Chappell makes no distinction between self-seeking cranks and godly reprovers, between strife caused by the truth and strife caused by carnality. He fails to encourage those Christ lovers who reprove sin and error in obedience to God’s Word (2 Tim. 4:2; Tit. 2:15; Jude 3), which is a difficult enough task without being accused of being an “angry bird.” 

Throughout the blog, he takes Scriptures out of context and misapplies them, which is no light matter. He implies that strife is always wrong, and the one who causes it is an angry, self-seeking person who should be avoided. 

Pastor Chappell has made this point often. It is one of his fundamental principles. It is also the working principle of Clarence Sexton, who also pastors one of the largest Independent Baptist churches and has one of the largest Independent Baptist Bible colleges. He has preached this philosophy loudly through his “friendship” conferences. A philosophy of “keep it positive, avoid personalities, don’t name names, don’t warn about independent Baptists” permeates these men’s ministries.

But according to Scripture, there is righteous division, righteous controversy, righteous anger, even righteous hate. 

“Therefore I esteem all thy precepts concerning all things to be right; and I hate every false way” (Psalm 119:128).

“And when he had looked round about on them with anger, being grieved for the hardness of their hearts, he saith unto the man, Stretch forth thine hand.

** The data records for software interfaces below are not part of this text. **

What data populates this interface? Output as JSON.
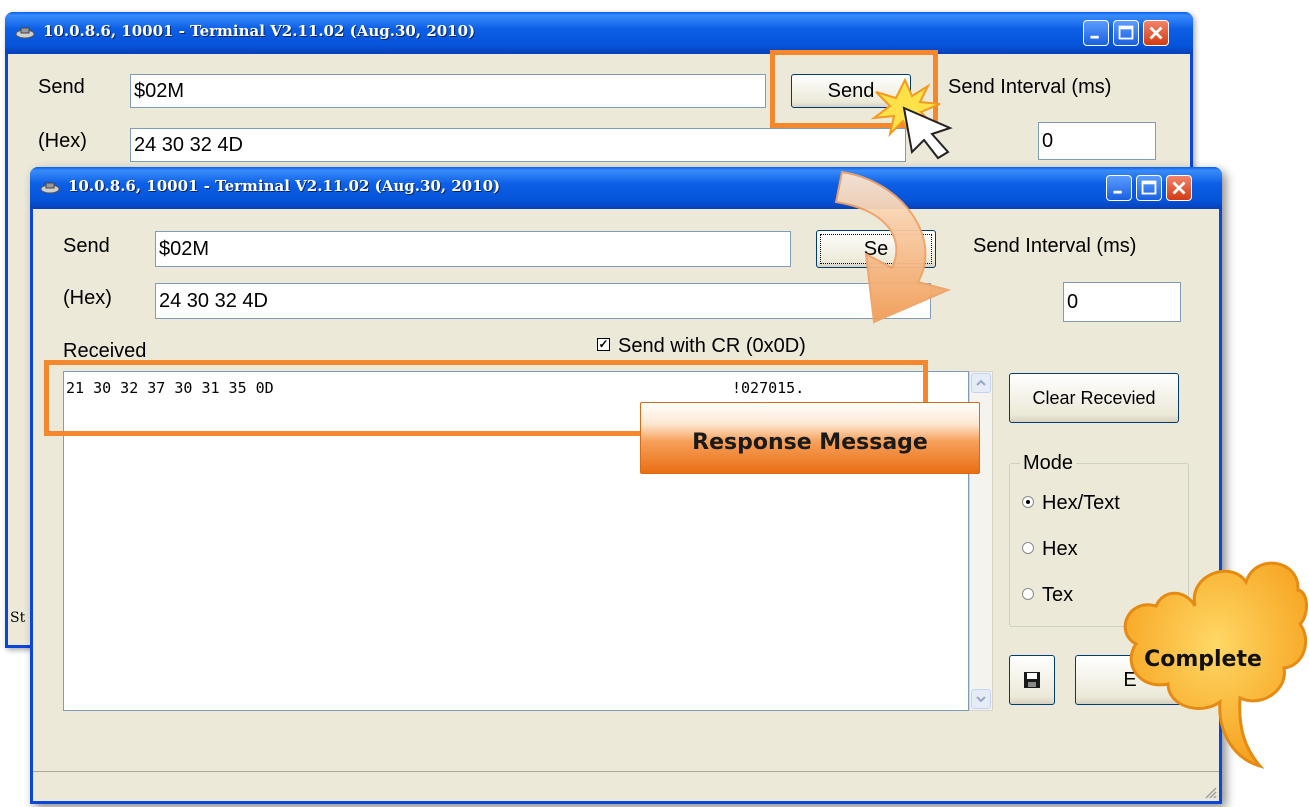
{
  "back_window": {
    "title": "10.0.8.6, 10001 - Terminal V2.11.02 (Aug.30, 2010)",
    "send_label": "Send",
    "send_value": "$02M",
    "hex_label": "(Hex)",
    "hex_value": "24 30 32 4D",
    "send_button": "Send",
    "interval_label": "Send Interval (ms)",
    "interval_value": "0",
    "status_text": "St"
  },
  "front_window": {
    "title": "10.0.8.6, 10001 - Terminal V2.11.02 (Aug.30, 2010)",
    "send_label": "Send",
    "send_value": "$02M",
    "hex_label": "(Hex)",
    "hex_value": "24 30 32 4D",
    "send_button": "Se",
    "interval_label": "Send Interval (ms)",
    "interval_value": "0",
    "cr_checkbox_label": "Send with CR (0x0D)",
    "cr_checked": true,
    "received_label": "Received",
    "received_hex": "21 30 32 37 30 31 35 0D",
    "received_text": "!027015.",
    "clear_button": "Clear Recevied",
    "mode_label": "Mode",
    "mode_options": [
      "Hex/Text",
      "Hex",
      "Tex"
    ],
    "mode_selected": "Hex/Text",
    "exit_button": "E"
  },
  "annotations": {
    "response_message": "Response Message",
    "complete": "Complete",
    "highlight_color": "#f5872c"
  }
}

And he stretched
it out: and his hand was restored whole as the other” (Mark 3:5).

“Think not that I am come to send peace on earth: I came not to send peace, but a sword” (Matthew 10:34).

“There was a division therefore again among the Jews for these sayings” (John 10:19).

“When therefore Paul and Barnabas had no small dissension and disputation with them, they determined that Paul and Barnabas, and certain other of them, should go up to Jerusalem unto the apostles and elders about this question” (Acts 15:2).

“For there must be also heresies among you, that they which are approved may be made manifest among you” (1 Corinthians 11:19).

The prophets caused a lot of strife and division. So did the Lord Jesus and the apostle Paul. 


Hundreds of preachers are being trained in this unscriptural philosophy at Crown Baptist College, Lancaster Baptist College, and at a lot of other places.

This is a foundational principle of New Evangelicalism. It is of the devil, and it will eventually destroy any good thing these men (Chappell, Sexton
et al.) have stood for. When there is no judging, there is no spiritual protection. And when men can influence churches with their preaching, blogs, books, conferences, schools, and music without being called to task publicly, there is no possibility of correction or of helping those who are being led astray.

Furthermore, Chappell leaves the impression that the “birds” are angry for no good reason. He leaves the impression that the squabbles are about personal matters and “non-essentials," which is not the case, at least not with many concerned men. We am dealing with important issues that will spell either blessing or destruction if not understood and dealt with properly. Issues such as music, separation, worldliness, pastoral authority, and the message and methods of evangelism are no light matters.

May the Lord bless you and give you much wisdom, my preacher friend. 

One thing I know for sure, and one thing becomes more clear with each passing year, and that is that the Lord is good! 

Subscribe to These Articles by eMail

Sharing Policy

Way of Life Literature -
copyright 2013 - Way of Life Literature

Bookmark and Share print
Send to Kindle